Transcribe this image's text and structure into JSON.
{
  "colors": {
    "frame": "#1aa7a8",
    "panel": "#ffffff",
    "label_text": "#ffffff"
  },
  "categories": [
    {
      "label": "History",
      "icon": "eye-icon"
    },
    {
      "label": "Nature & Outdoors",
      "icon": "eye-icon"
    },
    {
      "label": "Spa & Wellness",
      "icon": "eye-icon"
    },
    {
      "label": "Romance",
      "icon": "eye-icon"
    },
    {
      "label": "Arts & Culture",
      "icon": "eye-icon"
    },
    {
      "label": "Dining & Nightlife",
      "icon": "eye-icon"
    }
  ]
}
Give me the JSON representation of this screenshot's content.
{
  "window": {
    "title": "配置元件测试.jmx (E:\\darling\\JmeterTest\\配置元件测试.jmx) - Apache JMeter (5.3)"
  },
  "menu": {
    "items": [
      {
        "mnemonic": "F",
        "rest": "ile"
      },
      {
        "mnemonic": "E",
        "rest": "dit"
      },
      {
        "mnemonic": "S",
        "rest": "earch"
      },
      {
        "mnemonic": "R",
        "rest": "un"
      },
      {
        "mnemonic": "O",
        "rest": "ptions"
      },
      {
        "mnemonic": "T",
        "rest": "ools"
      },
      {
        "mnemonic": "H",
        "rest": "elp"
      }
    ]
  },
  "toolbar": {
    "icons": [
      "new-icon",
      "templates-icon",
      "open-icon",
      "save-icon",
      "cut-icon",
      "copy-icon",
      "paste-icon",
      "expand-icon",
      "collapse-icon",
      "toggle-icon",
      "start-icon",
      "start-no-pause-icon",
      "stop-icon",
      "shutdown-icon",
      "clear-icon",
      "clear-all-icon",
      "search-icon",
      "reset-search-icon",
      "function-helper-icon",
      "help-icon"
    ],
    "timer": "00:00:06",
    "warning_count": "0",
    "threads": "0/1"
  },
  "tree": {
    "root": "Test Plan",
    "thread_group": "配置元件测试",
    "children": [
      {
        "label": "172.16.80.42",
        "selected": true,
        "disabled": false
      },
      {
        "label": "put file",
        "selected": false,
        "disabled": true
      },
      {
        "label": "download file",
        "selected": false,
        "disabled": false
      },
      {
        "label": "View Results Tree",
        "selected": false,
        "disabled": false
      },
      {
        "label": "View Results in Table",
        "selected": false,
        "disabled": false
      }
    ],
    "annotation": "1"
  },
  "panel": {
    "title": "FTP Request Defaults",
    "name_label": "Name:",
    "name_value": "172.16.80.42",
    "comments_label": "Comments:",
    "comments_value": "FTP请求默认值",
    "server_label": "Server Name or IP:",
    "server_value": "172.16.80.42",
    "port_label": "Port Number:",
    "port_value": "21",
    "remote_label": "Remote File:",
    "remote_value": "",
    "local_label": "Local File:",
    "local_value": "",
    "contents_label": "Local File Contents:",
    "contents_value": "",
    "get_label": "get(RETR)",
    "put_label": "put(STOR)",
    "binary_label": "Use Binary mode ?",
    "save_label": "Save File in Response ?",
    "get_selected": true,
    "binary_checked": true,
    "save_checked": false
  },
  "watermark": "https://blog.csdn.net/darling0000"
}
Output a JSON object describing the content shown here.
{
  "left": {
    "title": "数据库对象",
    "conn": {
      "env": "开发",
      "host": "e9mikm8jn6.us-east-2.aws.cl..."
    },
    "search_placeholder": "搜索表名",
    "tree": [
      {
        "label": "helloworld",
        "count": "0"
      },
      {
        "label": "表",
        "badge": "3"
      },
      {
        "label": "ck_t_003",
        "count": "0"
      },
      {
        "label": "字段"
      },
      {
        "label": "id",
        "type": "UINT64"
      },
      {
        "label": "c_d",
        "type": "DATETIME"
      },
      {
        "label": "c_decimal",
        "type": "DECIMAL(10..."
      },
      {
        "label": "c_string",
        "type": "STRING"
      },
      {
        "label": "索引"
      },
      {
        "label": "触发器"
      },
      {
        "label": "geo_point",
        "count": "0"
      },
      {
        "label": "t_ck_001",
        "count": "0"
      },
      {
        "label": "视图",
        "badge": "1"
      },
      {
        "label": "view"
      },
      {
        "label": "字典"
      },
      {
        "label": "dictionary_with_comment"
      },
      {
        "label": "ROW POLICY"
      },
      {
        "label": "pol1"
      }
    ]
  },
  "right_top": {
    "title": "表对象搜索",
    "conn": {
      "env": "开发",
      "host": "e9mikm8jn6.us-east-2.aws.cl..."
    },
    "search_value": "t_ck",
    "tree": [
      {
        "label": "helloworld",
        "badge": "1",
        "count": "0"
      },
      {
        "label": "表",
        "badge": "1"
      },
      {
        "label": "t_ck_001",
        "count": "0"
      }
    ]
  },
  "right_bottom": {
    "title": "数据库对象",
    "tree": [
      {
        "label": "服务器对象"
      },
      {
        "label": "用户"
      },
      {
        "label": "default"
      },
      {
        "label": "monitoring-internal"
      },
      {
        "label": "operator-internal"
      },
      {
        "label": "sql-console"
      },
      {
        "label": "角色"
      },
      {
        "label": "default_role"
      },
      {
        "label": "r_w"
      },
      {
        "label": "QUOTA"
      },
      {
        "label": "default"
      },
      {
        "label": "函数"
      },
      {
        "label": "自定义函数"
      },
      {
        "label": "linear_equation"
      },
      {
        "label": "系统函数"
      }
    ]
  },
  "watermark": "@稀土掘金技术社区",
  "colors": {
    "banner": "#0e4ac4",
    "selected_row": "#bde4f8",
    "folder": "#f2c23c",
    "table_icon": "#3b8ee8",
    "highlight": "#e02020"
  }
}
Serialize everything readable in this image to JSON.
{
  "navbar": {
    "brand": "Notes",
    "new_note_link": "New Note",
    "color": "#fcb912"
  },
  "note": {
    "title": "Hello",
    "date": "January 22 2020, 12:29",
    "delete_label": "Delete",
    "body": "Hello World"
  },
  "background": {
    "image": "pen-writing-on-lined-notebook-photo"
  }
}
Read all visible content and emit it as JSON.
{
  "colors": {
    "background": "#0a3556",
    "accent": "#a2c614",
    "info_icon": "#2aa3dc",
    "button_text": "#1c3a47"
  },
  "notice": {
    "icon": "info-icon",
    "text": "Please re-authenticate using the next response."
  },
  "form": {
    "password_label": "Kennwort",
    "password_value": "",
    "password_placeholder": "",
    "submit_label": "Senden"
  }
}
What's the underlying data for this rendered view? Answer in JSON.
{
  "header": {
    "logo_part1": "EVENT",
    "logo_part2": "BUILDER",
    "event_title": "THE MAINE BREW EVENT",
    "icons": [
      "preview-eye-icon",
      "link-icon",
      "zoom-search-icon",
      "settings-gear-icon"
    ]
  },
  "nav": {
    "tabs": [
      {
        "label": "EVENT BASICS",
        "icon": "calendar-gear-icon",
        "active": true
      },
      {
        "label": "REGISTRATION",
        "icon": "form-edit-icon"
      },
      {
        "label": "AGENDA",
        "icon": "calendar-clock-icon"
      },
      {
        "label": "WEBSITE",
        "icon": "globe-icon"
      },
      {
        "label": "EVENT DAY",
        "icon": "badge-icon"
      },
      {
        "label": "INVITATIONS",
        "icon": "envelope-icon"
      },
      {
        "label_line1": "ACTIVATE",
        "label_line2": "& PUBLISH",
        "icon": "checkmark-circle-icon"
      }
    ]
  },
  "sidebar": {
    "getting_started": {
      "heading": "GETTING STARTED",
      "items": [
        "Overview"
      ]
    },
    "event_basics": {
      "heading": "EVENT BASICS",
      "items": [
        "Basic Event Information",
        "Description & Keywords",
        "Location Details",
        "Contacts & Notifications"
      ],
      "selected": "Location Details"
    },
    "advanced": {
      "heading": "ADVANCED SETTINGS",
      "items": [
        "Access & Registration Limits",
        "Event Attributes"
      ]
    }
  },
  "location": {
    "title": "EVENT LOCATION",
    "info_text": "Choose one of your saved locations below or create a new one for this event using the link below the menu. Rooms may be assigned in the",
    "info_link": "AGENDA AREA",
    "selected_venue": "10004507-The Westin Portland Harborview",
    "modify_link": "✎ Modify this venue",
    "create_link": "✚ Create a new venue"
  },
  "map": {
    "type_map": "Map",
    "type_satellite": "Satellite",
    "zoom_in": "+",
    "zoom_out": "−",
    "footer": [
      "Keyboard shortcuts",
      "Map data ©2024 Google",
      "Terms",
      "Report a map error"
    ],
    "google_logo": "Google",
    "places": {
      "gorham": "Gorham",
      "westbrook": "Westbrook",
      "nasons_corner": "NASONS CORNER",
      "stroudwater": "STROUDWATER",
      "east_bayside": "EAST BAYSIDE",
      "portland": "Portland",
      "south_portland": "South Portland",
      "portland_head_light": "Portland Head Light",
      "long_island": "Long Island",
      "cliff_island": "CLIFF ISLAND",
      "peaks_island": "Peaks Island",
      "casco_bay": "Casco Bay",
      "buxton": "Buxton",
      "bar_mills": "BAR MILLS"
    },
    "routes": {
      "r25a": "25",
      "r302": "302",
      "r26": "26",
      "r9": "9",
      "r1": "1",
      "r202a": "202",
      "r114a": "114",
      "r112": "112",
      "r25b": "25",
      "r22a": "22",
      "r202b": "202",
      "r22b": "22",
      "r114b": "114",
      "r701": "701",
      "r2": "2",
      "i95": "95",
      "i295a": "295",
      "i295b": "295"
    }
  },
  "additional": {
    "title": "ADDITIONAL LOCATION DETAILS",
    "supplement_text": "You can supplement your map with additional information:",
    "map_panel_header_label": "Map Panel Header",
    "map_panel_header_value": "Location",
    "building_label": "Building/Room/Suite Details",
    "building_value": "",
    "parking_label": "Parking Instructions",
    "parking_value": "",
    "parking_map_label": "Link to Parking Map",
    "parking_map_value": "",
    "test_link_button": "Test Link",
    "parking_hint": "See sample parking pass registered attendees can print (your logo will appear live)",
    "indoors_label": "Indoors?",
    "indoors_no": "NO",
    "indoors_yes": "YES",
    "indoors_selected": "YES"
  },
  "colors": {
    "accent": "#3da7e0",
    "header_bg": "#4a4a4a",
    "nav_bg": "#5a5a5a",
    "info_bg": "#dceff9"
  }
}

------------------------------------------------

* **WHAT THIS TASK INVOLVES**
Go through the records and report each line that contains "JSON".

* **RESULT BELOW**
Transcribe this image's text and structure into JSON.
Give me the JSON representation of this screenshot's content.
Output a JSON object describing the content shown here.
Serialize everything readable in this image to JSON.
Read all visible content and emit it as JSON.
What's the underlying data for this rendered view? Answer in JSON.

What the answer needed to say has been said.